New Zealand Parliament
Years Term Electorate Party
1884–1887 9th Stanmore Independent

Reese was born in Motherwell, Scotland. He emigrated to New Zealand in 1861 on the New Zealandia, and founded a Christchurch building firm in 1864. He was a champion rower, and his son Dan Reese (who was 12 when he died) was a champion Canterbury cricketer. Two other sons, Tom and Jack, were also prominent cricketers in Canterbury.[1]

Reese had several high-profile commissions. He built Trinity Congregational Church (ca 1870),[2] the Canterbury Club (1873),[3] Cranmer Court (1873–1875),[4] St Paul's Church (1877), parts of Lincoln College, the Chief Post Office (1877–1878), the United Service Hotel in Cathedral Square (1884–1885), parts of Sunnyside Hospital, the first Christchurch Girls' High School (now part of the Arts Centre, and the second Girls' High School (1881).[2] He also built the Belfast Freezing Works.[5]

He represented the Stanmore electorate from 1884 when he defeated Walter Pilliet, but was defeated in 1887.[6][7]


  1. ^ Hall, Fiona. "Reese, Daniel - Biography". Dictionary of New Zealand Biography.
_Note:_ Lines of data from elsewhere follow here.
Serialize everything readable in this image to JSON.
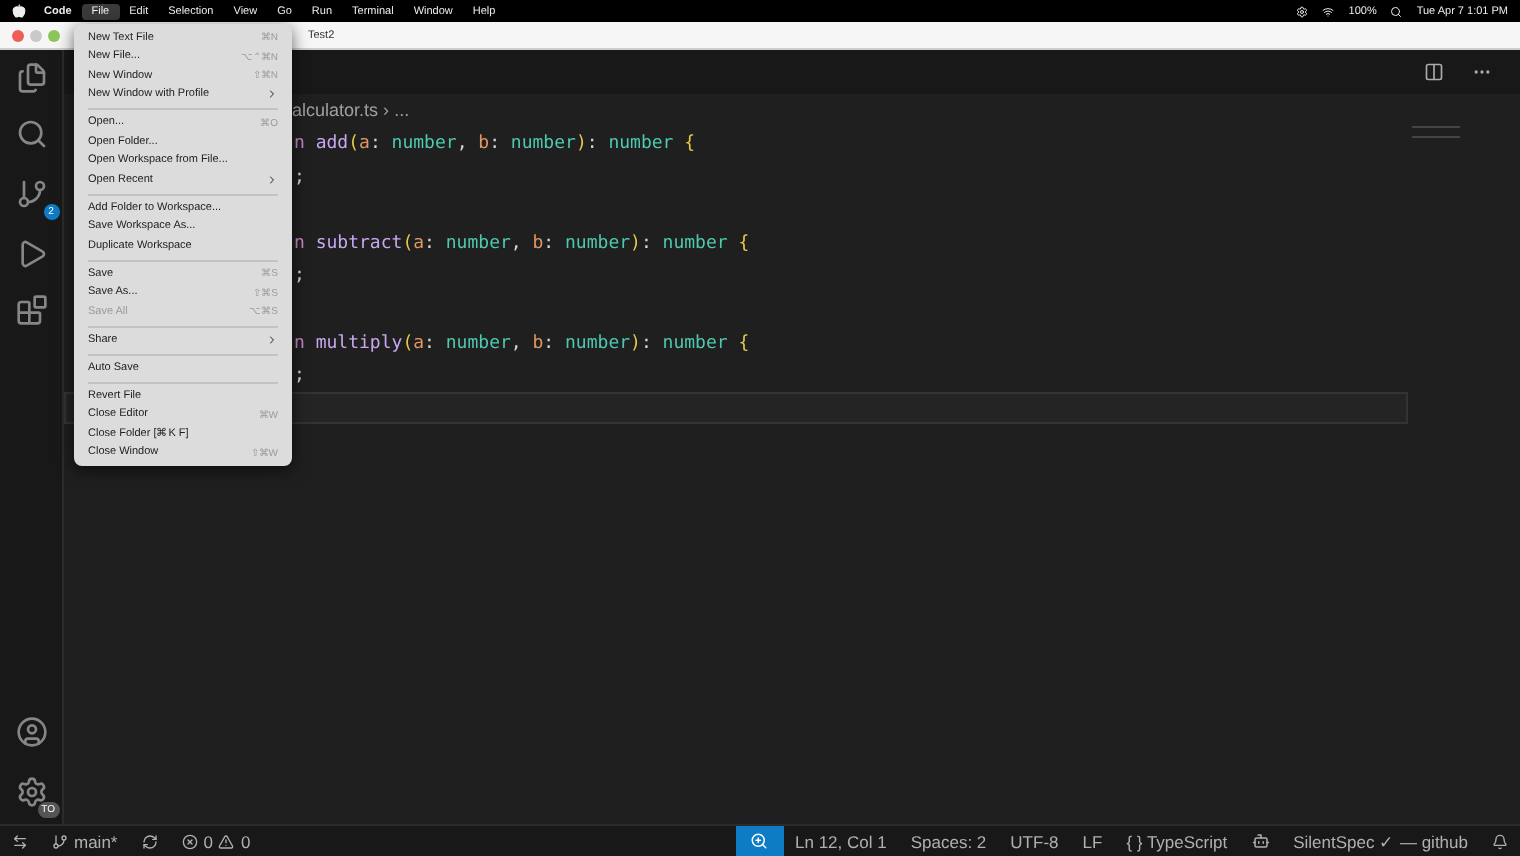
{
  "menu_bar": {
    "app": "Code",
    "items": [
      {
        "label": "File",
        "selected": true
      },
      {
        "label": "Edit",
        "selected": false
      },
      {
        "label": "Selection",
        "selected": false
      },
      {
        "label": "View",
        "selected": false
      },
      {
        "label": "Go",
        "selected": false
      },
      {
        "label": "Run",
        "selected": false
      },
      {
        "label": "Terminal",
        "selected": false
      },
      {
        "label": "Window",
        "selected": false
      },
      {
        "label": "Help",
        "selected": false
      }
    ],
    "battery": "100%",
    "clock": "Tue Apr 7  1:01 PM"
  },
  "window": {
    "title": "Test2"
  },
  "activity_bar": {
    "source_control_badge": "2",
    "account_badge": "TO"
  },
  "breadcrumb": {
    "file": "alculator.ts",
    "separator": "›",
    "more": "..."
  },
  "code_lines": [
    {
      "current": false,
      "tokens": [
        {
          "kind": "keyword",
          "text": "n"
        },
        {
          "kind": "fn",
          "text": " add"
        },
        {
          "kind": "punct",
          "text": "("
        },
        {
          "kind": "param",
          "text": "a"
        },
        {
          "kind": "plain",
          "text": ": "
        },
        {
          "kind": "type",
          "text": "number"
        },
        {
          "kind": "plain",
          "text": ", "
        },
        {
          "kind": "param",
          "text": "b"
        },
        {
          "kind": "plain",
          "text": ": "
        },
        {
          "kind": "type",
          "text": "number"
        },
        {
          "kind": "punct",
          "text": ")"
        },
        {
          "kind": "plain",
          "text": ": "
        },
        {
          "kind": "type",
          "text": "number"
        },
        {
          "kind": "punct",
          "text": " {"
        }
      ]
    },
    {
      "current": false,
      "tokens": [
        {
          "kind": "plain",
          "text": ";"
        }
      ]
    },
    {
      "current": false
    },
    {
      "current": false,
      "tokens": [
        {
          "kind": "keyword",
          "text": "n"
        },
        {
          "kind": "fn",
          "text": " subtract"
        },
        {
          "kind": "punct",
          "text": "("
        },
        {
          "kind": "param",
          "text": "a"
        },
        {
          "kind": "plain",
          "text": ": "
        },
        {
          "kind": "type",
          "text": "number"
        },
        {
          "kind": "plain",
          "text": ", "
        },
        {
          "kind": "param",
          "text": "b"
        },
        {
          "kind": "plain",
          "text": ": "
        },
        {
          "kind": "type",
          "text": "number"
        },
        {
          "kind": "punct",
          "text": ")"
        },
        {
          "kind": "plain",
          "text": ": "
        },
        {
          "kind": "type",
          "text": "number"
        },
        {
          "kind": "punct",
          "text": " {"
        }
      ]
    },
    {
      "current": false,
      "tokens": [
        {
          "kind": "plain",
          "text": ";"
        }
      ]
    },
    {
      "current": false
    },
    {
      "current": false,
      "tokens": [
        {
          "kind": "keyword",
          "text": "n"
        },
        {
          "kind": "fn",
          "text": " multiply"
        },
        {
          "kind": "punct",
          "text": "("
        },
        {
          "kind": "param",
          "text": "a"
        },
        {
          "kind": "plain",
          "text": ": "
        },
        {
          "kind": "type",
          "text": "number"
        },
        {
          "kind": "plain",
          "text": ", "
        },
        {
          "kind": "param",
          "text": "b"
        },
        {
          "kind": "plain",
          "text": ": "
        },
        {
          "kind": "type",
          "text": "number"
        },
        {
          "kind": "punct",
          "text": ")"
        },
        {
          "kind": "plain",
          "text": ": "
        },
        {
          "kind": "type",
          "text": "number"
        },
        {
          "kind": "punct",
          "text": " {"
        }
      ]
    },
    {
      "current": false,
      "tokens": [
        {
          "kind": "plain",
          "text": ";"
        }
      ]
    },
    {
      "current": true
    }
  ],
  "file_menu": [
    {
      "kind": "item",
      "label": "New Text File",
      "shortcut": "⌘N",
      "submenu": false,
      "disabled": false
    },
    {
      "kind": "item",
      "label": "New File...",
      "shortcut": "⌥⌃⌘N",
      "submenu": false,
      "disabled": false
    },
    {
      "kind": "item",
      "label": "New Window",
      "shortcut": "⇧⌘N",
      "submenu": false,
      "disabled": false
    },
    {
      "kind": "item",
      "label": "New Window with Profile",
      "submenu": true,
      "disabled": false
    },
    {
      "kind": "separator"
    },
    {
      "kind": "item",
      "label": "Open...",
      "shortcut": "⌘O",
      "submenu": false,
      "disabled": false
    },
    {
      "kind": "item",
      "label": "Open Folder...",
      "submenu": false,
      "disabled": false
    },
    {
      "kind": "item",
      "label": "Open Workspace from File...",
      "submenu": false,
      "disabled": false
    },
    {
      "kind": "item",
      "label": "Open Recent",
      "submenu": true,
      "disabled": false
    },
    {
      "kind": "separator"
    },
    {
      "kind": "item",
      "label": "Add Folder to Workspace...",
      "submenu": false,
      "disabled": false
    },
    {
      "kind": "item",
      "label": "Save Workspace As...",
      "submenu": false,
      "disabled": false
    },
    {
      "kind": "item",
      "label": "Duplicate Workspace",
      "submenu": false,
      "disabled": false
    },
    {
      "kind": "separator"
    },
    {
      "kind": "item",
      "label": "Save",
      "shortcut": "⌘S",
      "submenu": false,
      "disabled": false
    },
    {
      "kind": "item",
      "label": "Save As...",
      "shortcut": "⇧⌘S",
      "submenu": false,
      "disabled": false
    },
    {
      "kind": "item",
      "label": "Save All",
      "shortcut": "⌥⌘S",
      "submenu": false,
      "disabled": true
    },
    {
      "kind": "separator"
    },
    {
      "kind": "item",
      "label": "Share",
      "submenu": true,
      "disabled": false
    },
    {
      "kind": "separator"
    },
    {
      "kind": "item",
      "label": "Auto Save",
      "submenu": false,
      "disabled": false
    },
    {
      "kind": "separator"
    },
    {
      "kind": "item",
      "label": "Revert File",
      "submenu": false,
      "disabled": false
    },
    {
      "kind": "item",
      "label": "Close Editor",
      "shortcut": "⌘W",
      "submenu": false,
      "disabled": false
    },
    {
      "kind": "item",
      "label": "Close Folder [⌘K F]",
      "submenu": false,
      "disabled": false
    },
    {
      "kind": "item",
      "label": "Close Window",
      "shortcut": "⇧⌘W",
      "submenu": false,
      "disabled": false
    }
  ],
  "status_bar": {
    "branch": "main*",
    "errors": "0",
    "warnings": "0",
    "position": "Ln 12, Col 1",
    "spaces": "Spaces: 2",
    "encoding": "UTF-8",
    "eol": "LF",
    "language_icon": "{ }",
    "language": "TypeScript",
    "account": "SilentSpec ✓ — github"
  }
}
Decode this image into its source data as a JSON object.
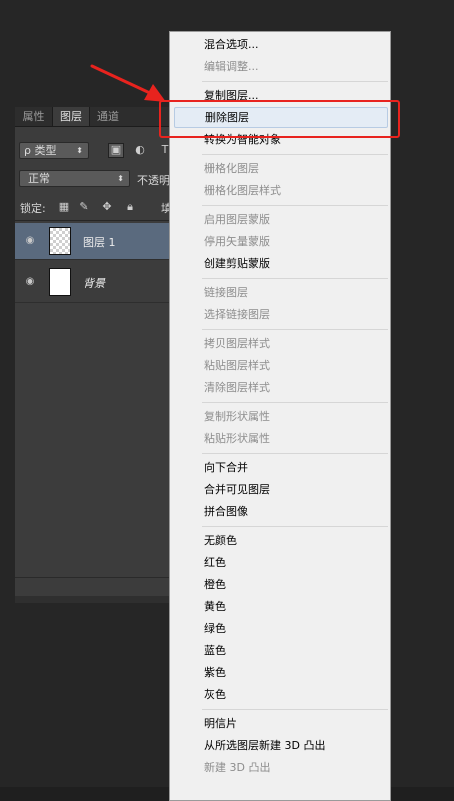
{
  "layers_panel": {
    "tabs": [
      {
        "label": "属性"
      },
      {
        "label": "图层"
      },
      {
        "label": "通道"
      }
    ],
    "filter": {
      "kind_label": "ρ 类型",
      "extra_glyph": "T"
    },
    "blend_mode": {
      "value": "正常",
      "opacity_label": "不透明"
    },
    "lock": {
      "label": "锁定:",
      "fill_label": "填"
    },
    "layers": [
      {
        "name": "图层 1",
        "selected": true,
        "thumb": "transparent"
      },
      {
        "name": "背景",
        "selected": false,
        "thumb": "white"
      }
    ]
  },
  "context_menu": {
    "groups": [
      [
        {
          "label": "混合选项...",
          "enabled": true
        },
        {
          "label": "编辑调整...",
          "enabled": false
        }
      ],
      [
        {
          "label": "复制图层...",
          "enabled": true
        },
        {
          "label": "删除图层",
          "enabled": true,
          "highlighted": true
        },
        {
          "label": "转换为智能对象",
          "enabled": true
        }
      ],
      [
        {
          "label": "栅格化图层",
          "enabled": false
        },
        {
          "label": "栅格化图层样式",
          "enabled": false
        }
      ],
      [
        {
          "label": "启用图层蒙版",
          "enabled": false
        },
        {
          "label": "停用矢量蒙版",
          "enabled": false
        },
        {
          "label": "创建剪贴蒙版",
          "enabled": true
        }
      ],
      [
        {
          "label": "链接图层",
          "enabled": false
        },
        {
          "label": "选择链接图层",
          "enabled": false
        }
      ],
      [
        {
          "label": "拷贝图层样式",
          "enabled": false
        },
        {
          "label": "粘贴图层样式",
          "enabled": false
        },
        {
          "label": "清除图层样式",
          "enabled": false
        }
      ],
      [
        {
          "label": "复制形状属性",
          "enabled": false
        },
        {
          "label": "粘贴形状属性",
          "enabled": false
        }
      ],
      [
        {
          "label": "向下合并",
          "enabled": true
        },
        {
          "label": "合并可见图层",
          "enabled": true
        },
        {
          "label": "拼合图像",
          "enabled": true
        }
      ],
      [
        {
          "label": "无颜色",
          "enabled": true
        },
        {
          "label": "红色",
          "enabled": true
        },
        {
          "label": "橙色",
          "enabled": true
        },
        {
          "label": "黄色",
          "enabled": true
        },
        {
          "label": "绿色",
          "enabled": true
        },
        {
          "label": "蓝色",
          "enabled": true
        },
        {
          "label": "紫色",
          "enabled": true
        },
        {
          "label": "灰色",
          "enabled": true
        }
      ],
      [
        {
          "label": "明信片",
          "enabled": true
        },
        {
          "label": "从所选图层新建 3D 凸出",
          "enabled": true
        },
        {
          "label": "新建 3D 凸出",
          "enabled": false
        }
      ]
    ]
  },
  "colors": {
    "annotation": "#e8231e",
    "panel_bg": "#3c3c3c",
    "selected_layer": "#5a6a7e",
    "menu_bg": "#f0f0f0"
  }
}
Ministry for Culture and Heritage. Retrieved 13 October 2012. 
  2. ^ a b Shepard, Deborah (October 1986). The Architectural Heritage of Christchurch : 1. The Normal School (third ed.). Christchurch: Christchurch City Council Town Planning Division. 
  3. ^ "Canterbury Club". Register of Historic Places. Heritage New Zealand. Retrieved 9 April 2016. 
  4. ^ "Cranmer Court (Former Normal School)". Register of Historic Places. Heritage New Zealand. Retrieved 13 October 2012. 
  5. ^ Cyclopedia Company Limited (1903). "Mr. Daniel Reese". Canterbury Provincial District. Christchurch: The Cyclopedia of New Zealand. Retrieved 13 October 2012. 
  6. ^ Wilson, James Oakley (1985) [First ed. published 1913]. New Zealand Parliamentary Record, 1840–1984 (4th ed.). Wellington: V.R. Ward, Govt. Printer. p. 229. OCLC 154283103. 
  7. ^ "The New Parliament". XIX (5378). Wanganui Herald. 29 July 1884. p. 2. Retrieved 20 March 2010.